In one case a 6-para woman, aged 46 years, was delivered of a female child
two years after the menopause. In the other case a 9-para woman, 48 years
old, became pregnant after three years of the menopause and was delivered
of a male baby. A case is also recorded in which a woman was delivered
of her last child at the age of fifty years and seven months.24 Denholm-
Young25 mentions that in Shetland and Orkney menstruation ceases nor-
mally at about the age of 60 years, and children are sometimes borne at that

2. Malformations.—Congenital malformations, such as the total occlu-
sion of tne vagina, adhesion of the labia and the tough, imperforate hymen,
are barriers to coitus, and consequently lead to sterility, but these malfor-
mations are such as can be remedied by surgical interference. ^The
congenital absence of the vagina will ordinarily render a female completely
and permanently impotent and sterile. In such cases the uterus is com-
monly non-existent. Cases have, however, been reported where an artificial
vagina had been formed by an operation. Hodgson26 records a case in
which he formed an artificial vagina in a married woman, 32 years old, who
had no vagina from her birth. Coitus was subsequently carried out
satisfactorily. Hannan27 also reports the case of a perfectly developed
woman, aged 24 years, who had normal genitalia and normal secondary sex
characteristics. The hymen was normal, but no vagina could be found and
there was no evidence of either the uterus or the ovaries on rectal
examination. The vagina appeared to be replaced by a mass of fibrous
tissue. The labia were divided from above downwards, and made into a
vagina, about 2 inches long.

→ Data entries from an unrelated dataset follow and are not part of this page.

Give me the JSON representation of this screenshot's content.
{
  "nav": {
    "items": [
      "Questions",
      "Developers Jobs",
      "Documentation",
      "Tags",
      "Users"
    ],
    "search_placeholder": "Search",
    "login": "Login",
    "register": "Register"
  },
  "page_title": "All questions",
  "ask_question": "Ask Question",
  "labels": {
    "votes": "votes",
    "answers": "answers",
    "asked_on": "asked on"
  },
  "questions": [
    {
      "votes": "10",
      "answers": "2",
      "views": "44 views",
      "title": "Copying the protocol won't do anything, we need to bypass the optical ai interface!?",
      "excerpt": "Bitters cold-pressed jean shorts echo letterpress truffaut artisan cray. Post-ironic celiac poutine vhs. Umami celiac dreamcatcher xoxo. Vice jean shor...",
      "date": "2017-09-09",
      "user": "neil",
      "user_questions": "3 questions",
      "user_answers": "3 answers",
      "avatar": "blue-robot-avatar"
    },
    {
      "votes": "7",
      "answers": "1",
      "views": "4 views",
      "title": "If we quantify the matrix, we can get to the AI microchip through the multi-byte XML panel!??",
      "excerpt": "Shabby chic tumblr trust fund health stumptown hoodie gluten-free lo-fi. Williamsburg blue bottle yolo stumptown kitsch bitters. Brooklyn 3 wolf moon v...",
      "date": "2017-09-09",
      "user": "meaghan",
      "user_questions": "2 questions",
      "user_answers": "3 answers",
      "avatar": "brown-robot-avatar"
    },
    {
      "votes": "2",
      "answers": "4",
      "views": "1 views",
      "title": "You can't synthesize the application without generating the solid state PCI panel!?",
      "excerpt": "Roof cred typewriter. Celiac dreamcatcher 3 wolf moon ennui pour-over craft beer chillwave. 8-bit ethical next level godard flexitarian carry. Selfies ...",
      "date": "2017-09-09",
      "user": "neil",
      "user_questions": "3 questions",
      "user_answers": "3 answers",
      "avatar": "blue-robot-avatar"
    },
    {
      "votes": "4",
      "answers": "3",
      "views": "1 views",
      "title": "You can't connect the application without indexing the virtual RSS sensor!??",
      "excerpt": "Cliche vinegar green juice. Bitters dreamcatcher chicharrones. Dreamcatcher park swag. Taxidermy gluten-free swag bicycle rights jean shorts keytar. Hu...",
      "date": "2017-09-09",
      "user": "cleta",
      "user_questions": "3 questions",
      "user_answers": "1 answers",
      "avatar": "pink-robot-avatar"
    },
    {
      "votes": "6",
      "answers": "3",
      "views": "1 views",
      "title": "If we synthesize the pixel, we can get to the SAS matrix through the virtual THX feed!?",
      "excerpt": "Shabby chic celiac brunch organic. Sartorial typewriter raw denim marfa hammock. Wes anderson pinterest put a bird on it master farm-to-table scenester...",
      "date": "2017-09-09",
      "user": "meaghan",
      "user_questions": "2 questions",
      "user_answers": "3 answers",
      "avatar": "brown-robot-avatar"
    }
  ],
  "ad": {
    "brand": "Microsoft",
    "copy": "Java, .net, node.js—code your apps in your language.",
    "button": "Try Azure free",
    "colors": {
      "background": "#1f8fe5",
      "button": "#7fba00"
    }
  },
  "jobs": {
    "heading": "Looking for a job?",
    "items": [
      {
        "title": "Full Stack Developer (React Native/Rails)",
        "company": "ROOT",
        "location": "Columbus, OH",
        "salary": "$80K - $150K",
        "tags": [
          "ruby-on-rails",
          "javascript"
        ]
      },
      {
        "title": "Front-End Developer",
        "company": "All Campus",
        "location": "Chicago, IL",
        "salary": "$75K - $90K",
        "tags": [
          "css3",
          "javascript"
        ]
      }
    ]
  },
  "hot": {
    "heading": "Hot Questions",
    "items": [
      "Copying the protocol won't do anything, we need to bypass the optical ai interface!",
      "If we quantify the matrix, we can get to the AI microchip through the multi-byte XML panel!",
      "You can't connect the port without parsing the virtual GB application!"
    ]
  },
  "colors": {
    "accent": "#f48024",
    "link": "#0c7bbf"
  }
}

2Jie_jconical cervix and the absence of the uterus, ovaries or Fallopian
tubes produce sterility, though allowing the gratification of sexual inter-

3.    Local Disease^.—The female merely plays a passive role in the act of
coitus;   Hence  the  local diseases  of the  genital organs  do  not  ordinarily
prevent sexual intercourse provided the vagina is normal, but they may
produce sterility.   IJms, the inflammatory affections of gonorrhoea! infection
involving  the  cervix,  uterus,  ovaries  and  Fallopian  tubes  often  produce
sterility.   Removal of both the ovaries owing * to pathological conditions may
not render a woman sterile, if a healthy portion of an ovary is left intact.
Displacements and tumours of the uterus may be considered as causes of
sterility, but not in all cases.    Owing to the painful and spasmodic contrac-
tion of the constrictor muscle of the vagina at the time of coitus, vaginismus
may lead to temporary impotence.   I^urther, rectovaginal fistula, ruptured
perinaeum, disorders of mensfruation, leucorrhoea and acid discharges from
the vagina may contribute 'towards sterility.

4.    General   Diseases.—General   diseases   and   a   bodily   deformity   in
women are not barriers to sexual intercourse or conception if the generative
organs   and   menstruation   are   normal.   Thus,   a   woman   suffering   from
paraplegia can become pregnant.

5.    Psychical Influences.—Hatred, fear, passion, neurotic temperament,
etc. may produce a" hysterical'fit on an attempt at copulation, and may thus
render a woman temporarily impotent especially if she happens to be a
virgin.   It is possible for a woman to be sterile or impotent with a particular
man, arid quite the opposite with another.

24.   John H. Gibertson, Brit. Med, Jour., March 17, 1917, p. 378.
•, 25.   Brit. Med. Jour., Vol. I, April 23, 1949, p. 736.

26.    Brit. Med. Jour., May 13, 1933, p. 822.

27.    Medical Press, April 2, 1947, p. 270 ; see also B. N. Sharing Jj
Vol XX, July 1951, p. 373.